The three Westfield Ward Councillors will be writing to the Secretary of State to draw her attention to this appalling situation and request that schools in Westfield be appropriately funded, so that they can go on to provide an inclusive education in one of the most disadvantaged areas in York.”

Good GCSE (Key Stage 4) results in York

Pupils across the city have achieved excellent GCSE results.

Early indications of results at York High would suggest that in spite of the increased challenge of GCSE examinations in English and maths this year students  “have achieved results in line with those achieved in 2016”.

Meanwhile York College says it is proud to announce “fabulous GCSE results for students aged 16-18 years, and adult students, who have taken their Maths and English Language exams this year.  A total of 237 students achieved grades 9-4 in English Language and 171 students achieved an A*-C in Maths from this summer’s examinations.  And nearly two thirds of adult students who took GCSE Biology this year have achieved high grades A*-C”.

Despite the significant changes that have taken place in the examination system this past year around curriculum changes and measuring performance, York’s Key Stage 4 performance remains strong.

These changes include new performance indicators for the percentage of pupils achieving grades 9-1 in both English and mathematics.

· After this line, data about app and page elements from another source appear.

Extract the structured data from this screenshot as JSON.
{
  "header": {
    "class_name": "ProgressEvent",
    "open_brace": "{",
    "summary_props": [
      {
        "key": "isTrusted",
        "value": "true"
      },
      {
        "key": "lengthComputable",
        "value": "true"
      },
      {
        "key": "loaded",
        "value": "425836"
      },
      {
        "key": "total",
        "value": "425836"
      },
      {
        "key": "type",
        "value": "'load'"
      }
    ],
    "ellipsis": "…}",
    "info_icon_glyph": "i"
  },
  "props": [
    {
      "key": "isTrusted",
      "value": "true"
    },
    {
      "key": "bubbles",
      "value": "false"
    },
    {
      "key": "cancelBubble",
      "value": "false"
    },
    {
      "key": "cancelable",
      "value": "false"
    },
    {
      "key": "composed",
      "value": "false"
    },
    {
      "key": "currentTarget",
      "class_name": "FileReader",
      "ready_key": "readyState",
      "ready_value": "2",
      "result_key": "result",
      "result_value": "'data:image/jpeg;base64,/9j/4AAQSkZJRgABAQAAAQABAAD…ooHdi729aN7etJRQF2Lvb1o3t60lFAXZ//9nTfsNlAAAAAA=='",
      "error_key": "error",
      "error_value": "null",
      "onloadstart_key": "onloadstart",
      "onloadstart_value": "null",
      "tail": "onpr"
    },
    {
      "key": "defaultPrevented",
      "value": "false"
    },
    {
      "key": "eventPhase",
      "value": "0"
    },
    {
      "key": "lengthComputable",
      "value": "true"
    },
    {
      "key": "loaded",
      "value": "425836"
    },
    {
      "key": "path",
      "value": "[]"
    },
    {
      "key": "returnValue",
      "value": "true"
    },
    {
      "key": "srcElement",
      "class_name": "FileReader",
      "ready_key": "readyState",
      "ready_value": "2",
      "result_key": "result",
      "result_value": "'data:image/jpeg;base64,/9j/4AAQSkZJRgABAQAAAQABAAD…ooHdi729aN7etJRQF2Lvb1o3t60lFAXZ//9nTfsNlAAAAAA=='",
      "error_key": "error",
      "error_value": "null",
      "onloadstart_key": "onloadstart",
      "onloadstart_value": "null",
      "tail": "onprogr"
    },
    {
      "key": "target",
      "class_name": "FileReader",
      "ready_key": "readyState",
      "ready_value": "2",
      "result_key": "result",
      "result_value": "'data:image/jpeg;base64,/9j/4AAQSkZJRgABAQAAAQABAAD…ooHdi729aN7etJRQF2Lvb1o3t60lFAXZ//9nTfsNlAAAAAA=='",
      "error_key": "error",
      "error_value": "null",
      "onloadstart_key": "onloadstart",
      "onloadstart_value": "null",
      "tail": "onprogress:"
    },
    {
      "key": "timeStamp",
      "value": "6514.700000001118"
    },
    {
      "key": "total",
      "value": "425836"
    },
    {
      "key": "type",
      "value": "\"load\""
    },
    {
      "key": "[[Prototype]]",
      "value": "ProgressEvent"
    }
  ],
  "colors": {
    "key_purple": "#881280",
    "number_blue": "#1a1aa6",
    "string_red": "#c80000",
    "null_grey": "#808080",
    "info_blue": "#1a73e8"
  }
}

Provisional results show that York schools have performed well against these new indicators with 69% of students achieving grade 4 and above in both English and maths, and 48% achieving grade 5 and above .

The measure known as English Baccalaureate (EBacc) continued to show good performance.  Pupils who gain good grades in English, maths, two science subjects, a modern foreign language and a humanities subject achieve EBacc.

Call for nominations for the best adult learners


City of York Council is calling for nominations for this year’s York Adult Learner Awards, to celebrate the achievements of lifelong learning in the city.

Anyone can nominate an adult learner aged 18 or over: a relative, colleague or teacher, and this year there are seven categories to choose from so individuals and groups of learners can be recognised.

Learners who are nominated and shortlisted will be invited to a celebration evening on 22 June at Explore York. Besides recognising their achievement, nominees will also find out if they have won the overall title of York Adult Learner of the Year 2017.

Working alongside the council’s York Learning team to help make these awards happen, are York College, York Explore, the Workers’ Educational Association (WEA), Learning City York and York Local Link Ltd.